Today’s pair of words is uniquely American; the British are sensible enough to spell both words the same way. We have vice and vise, but in England, it’s vice and vice. If you’re British, you can ignore this week’s installment if you like.
Vice: an immoral or evil habit or practice; depraved or degrading behavior. Also a prefix meaning deputy (vice-president, for example.)
Vise: a device with adjustable jaws, used to hold an object firmly while work is being done on it.
Vice (immoral) dates from the late 1200s; it comes from the Latin vitium, meaning a fault or defect. Vice (deputy) comes from the Latin vice, meaning “instead of.”
Vise is from the early 1300-50s, from the Old French vis, meaning screw, which comes from the Latin vitis, which means “vine” (vines grow in a spiral, which is similar to a screw; a vise usually uses a screw-like mechanism to open and close the jaws).
If you say you’re putting something something in a vice, you’re saying you’re putting it into a depraved situation.

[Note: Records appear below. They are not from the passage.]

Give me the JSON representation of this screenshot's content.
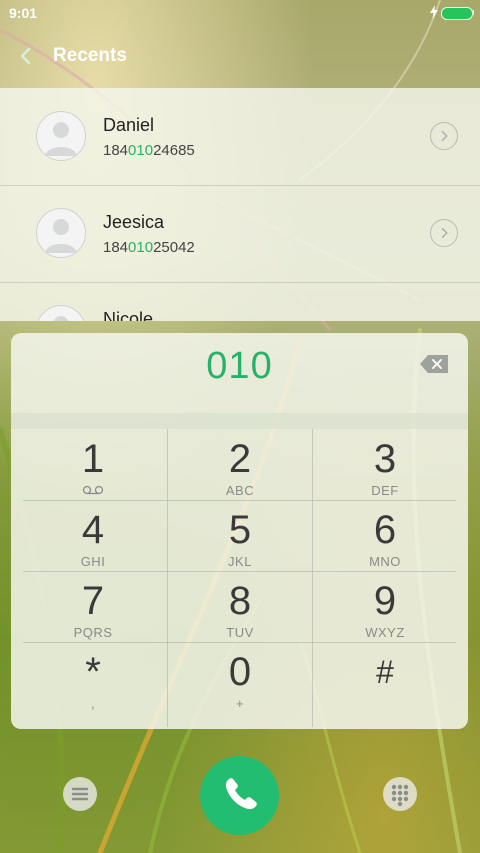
{
  "status_bar": {
    "time": "9:01"
  },
  "header": {
    "title": "Recents"
  },
  "recents": [
    {
      "name": "Daniel",
      "number_prefix": "184",
      "number_match": "010",
      "number_suffix": "24685"
    },
    {
      "name": "Jeesica",
      "number_prefix": "184",
      "number_match": "010",
      "number_suffix": "25042"
    },
    {
      "name": "Nicole",
      "number_prefix": "",
      "number_match": "",
      "number_suffix": ""
    }
  ],
  "dialpad": {
    "entered": "010",
    "keys": [
      {
        "digit": "1",
        "letters": ""
      },
      {
        "digit": "2",
        "letters": "ABC"
      },
      {
        "digit": "3",
        "letters": "DEF"
      },
      {
        "digit": "4",
        "letters": "GHI"
      },
      {
        "digit": "5",
        "letters": "JKL"
      },
      {
        "digit": "6",
        "letters": "MNO"
      },
      {
        "digit": "7",
        "letters": "PQRS"
      },
      {
        "digit": "8",
        "letters": "TUV"
      },
      {
        "digit": "9",
        "letters": "WXYZ"
      },
      {
        "digit": "*",
        "letters": ","
      },
      {
        "digit": "0",
        "letters": "+"
      },
      {
        "digit": "#",
        "letters": ""
      }
    ]
  },
  "colors": {
    "accent": "#27b26a",
    "call": "#22bd70"
  },
  "icons": {
    "back": "back-arrow-icon",
    "delete": "backspace-icon",
    "voicemail": "voicemail-icon",
    "menu": "menu-icon",
    "call": "phone-icon",
    "grid": "dialpad-grid-icon"
  }
}
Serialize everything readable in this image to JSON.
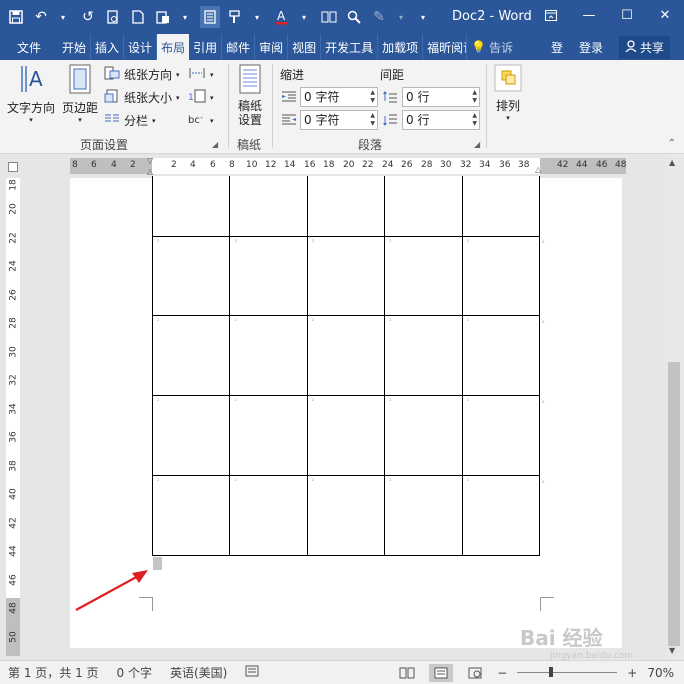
{
  "titlebar": {
    "doc_title": "Doc2 - Word",
    "window_buttons": [
      "restore-ribbon",
      "minimize",
      "maximize",
      "close"
    ]
  },
  "tabs": [
    "文件",
    "开始",
    "插入",
    "设计",
    "布局",
    "引用",
    "邮件",
    "审阅",
    "视图",
    "开发工具",
    "加载项",
    "福昕阅读"
  ],
  "active_tab": "布局",
  "tell_me": "告诉",
  "tabs_right": {
    "login1": "登",
    "login2": "登录",
    "share": "共享"
  },
  "ribbon": {
    "page_setup": {
      "text_direction": "文字方向",
      "margins": "页边距",
      "orientation": "纸张方向",
      "size": "纸张大小",
      "columns": "分栏",
      "group_label": "页面设置"
    },
    "draft": {
      "button": "稿纸\n设置",
      "group_label": "稿纸"
    },
    "paragraph": {
      "indent_label": "缩进",
      "spacing_label": "间距",
      "indent_left": "0 字符",
      "indent_right": "0 字符",
      "spacing_before": "0 行",
      "spacing_after": "0 行",
      "group_label": "段落"
    },
    "arrange": {
      "button": "排列"
    }
  },
  "ruler": {
    "h_left": [
      "8",
      "6",
      "4",
      "2"
    ],
    "h_right": [
      "2",
      "4",
      "6",
      "8",
      "10",
      "12",
      "14",
      "16",
      "18",
      "20",
      "22",
      "24",
      "26",
      "28",
      "30",
      "32",
      "34",
      "36",
      "38",
      "42",
      "44",
      "46",
      "48"
    ],
    "v": [
      "18",
      "20",
      "22",
      "24",
      "26",
      "28",
      "30",
      "32",
      "34",
      "36",
      "38",
      "40",
      "42",
      "44",
      "46",
      "48",
      "50"
    ]
  },
  "table": {
    "rows": 5,
    "cols": 5,
    "cell_mark": "²"
  },
  "status": {
    "page": "第 1 页，共 1 页",
    "words": "0 个字",
    "language": "英语(美国)",
    "zoom": "70%"
  },
  "watermark": {
    "main": "Bai 经验",
    "sub": "jingyan.baidu.com"
  }
}
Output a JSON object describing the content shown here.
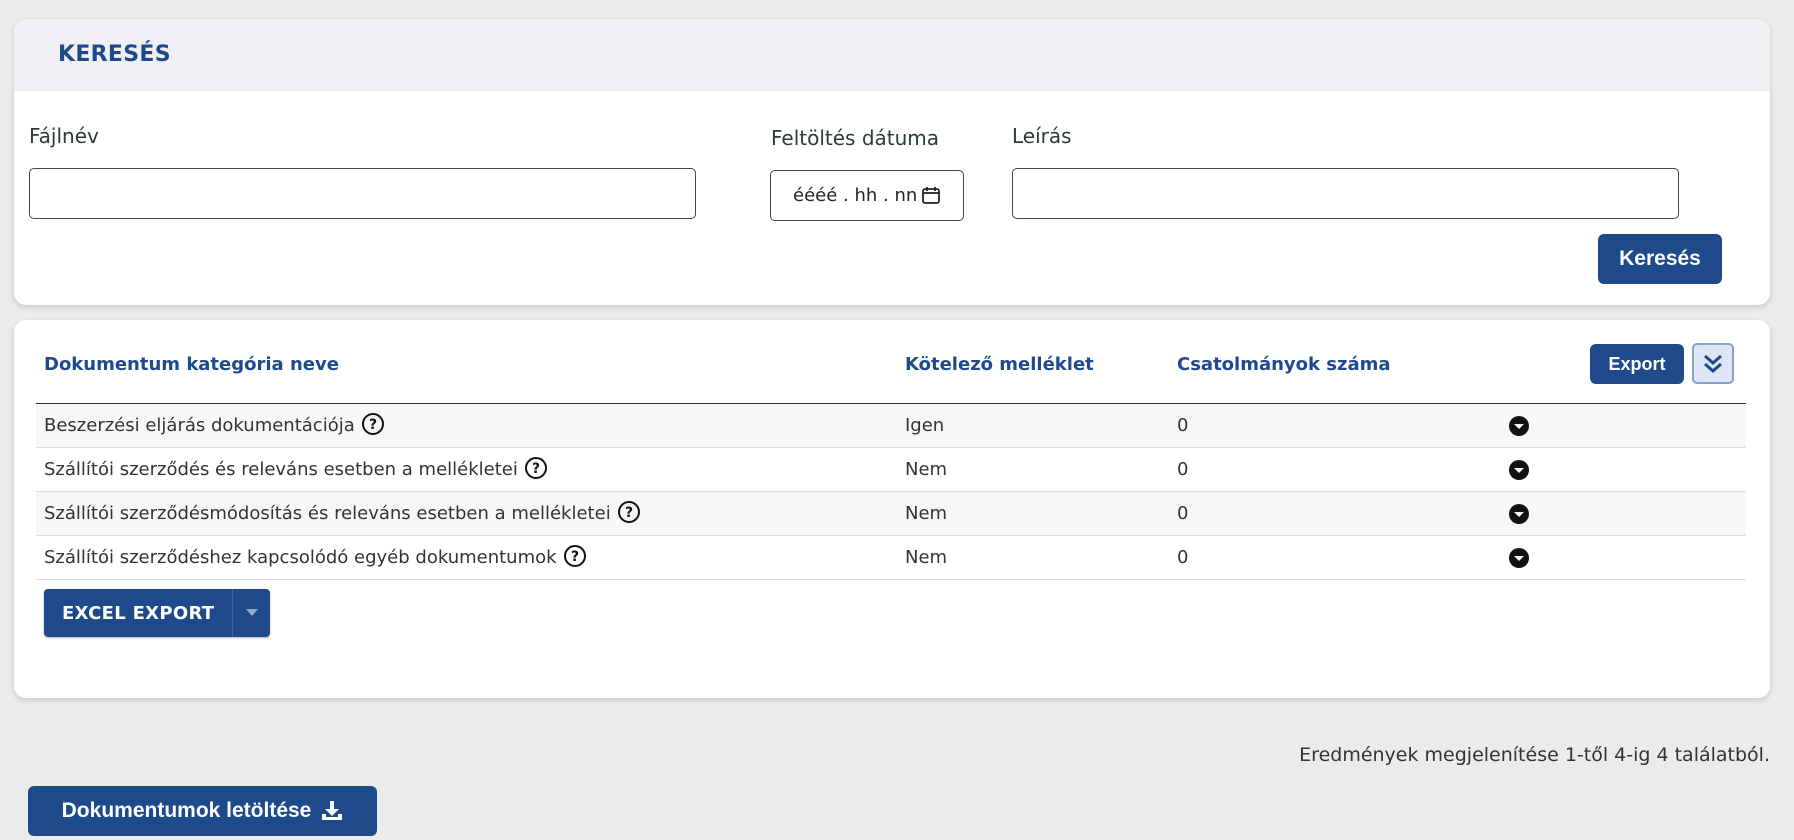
{
  "search": {
    "title": "KERESÉS",
    "filename_label": "Fájlnév",
    "filename_value": "",
    "upload_date_label": "Feltöltés dátuma",
    "upload_date_placeholder": "éééé . hh . nn",
    "description_label": "Leírás",
    "description_value": "",
    "search_button": "Keresés"
  },
  "table": {
    "columns": [
      "Dokumentum kategória neve",
      "Kötelező melléklet",
      "Csatolmányok száma"
    ],
    "export_button": "Export",
    "rows": [
      {
        "name": "Beszerzési eljárás dokumentációja",
        "required": "Igen",
        "count": "0"
      },
      {
        "name": "Szállítói szerződés és releváns esetben a mellékletei",
        "required": "Nem",
        "count": "0"
      },
      {
        "name": "Szállítói szerződésmódosítás és releváns esetben a mellékletei",
        "required": "Nem",
        "count": "0"
      },
      {
        "name": "Szállítói szerződéshez kapcsolódó egyéb dokumentumok",
        "required": "Nem",
        "count": "0"
      }
    ],
    "excel_export_button": "EXCEL EXPORT"
  },
  "footer": {
    "result_summary": "Eredmények megjelenítése 1-től 4-ig 4 találatból.",
    "download_button": "Dokumentumok letöltése"
  },
  "icons": {
    "help": "question-circle-icon",
    "row_toggle": "caret-down-circle-icon",
    "calendar": "calendar-icon",
    "collapse": "double-chevron-down-icon",
    "download": "download-icon"
  },
  "colors": {
    "accent": "#1e4a8c",
    "background": "#ebebeb",
    "header_band": "#eef0f4"
  }
}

Today’s Word Nerd was suggested by fellow GeekDad Randy Slavey. Thanks, Randy!